→ WHAT THE TASK ASKS:
Go through the data below and copy each line where the word "this" occurs.

→ EXCERPTED DATA:
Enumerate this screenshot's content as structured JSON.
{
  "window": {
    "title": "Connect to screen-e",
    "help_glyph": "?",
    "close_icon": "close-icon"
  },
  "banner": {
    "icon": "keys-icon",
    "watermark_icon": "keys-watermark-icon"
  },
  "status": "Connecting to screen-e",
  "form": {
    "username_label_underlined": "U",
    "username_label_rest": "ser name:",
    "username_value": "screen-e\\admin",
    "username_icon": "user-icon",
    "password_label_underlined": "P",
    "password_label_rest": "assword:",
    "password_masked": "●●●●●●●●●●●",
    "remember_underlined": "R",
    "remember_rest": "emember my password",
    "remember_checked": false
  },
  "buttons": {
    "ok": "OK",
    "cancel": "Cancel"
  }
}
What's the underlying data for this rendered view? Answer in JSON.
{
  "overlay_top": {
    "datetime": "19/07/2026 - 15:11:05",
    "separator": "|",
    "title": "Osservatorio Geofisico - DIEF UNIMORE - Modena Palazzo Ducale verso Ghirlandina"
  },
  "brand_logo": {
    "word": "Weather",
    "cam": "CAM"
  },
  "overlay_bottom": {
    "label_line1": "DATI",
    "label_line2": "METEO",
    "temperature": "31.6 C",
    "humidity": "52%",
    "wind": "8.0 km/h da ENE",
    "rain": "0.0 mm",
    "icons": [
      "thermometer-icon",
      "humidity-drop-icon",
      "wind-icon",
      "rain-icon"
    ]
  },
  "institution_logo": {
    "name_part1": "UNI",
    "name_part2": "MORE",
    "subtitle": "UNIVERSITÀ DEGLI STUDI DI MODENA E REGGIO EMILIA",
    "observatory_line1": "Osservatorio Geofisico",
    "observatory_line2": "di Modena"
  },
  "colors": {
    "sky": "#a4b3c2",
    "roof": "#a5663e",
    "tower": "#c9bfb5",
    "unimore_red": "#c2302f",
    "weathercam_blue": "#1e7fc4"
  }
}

→ ANSWER SECTION:
Enumerate this screenshot's content as structured JSON.
What's the underlying data for this rendered view? Answer in JSON.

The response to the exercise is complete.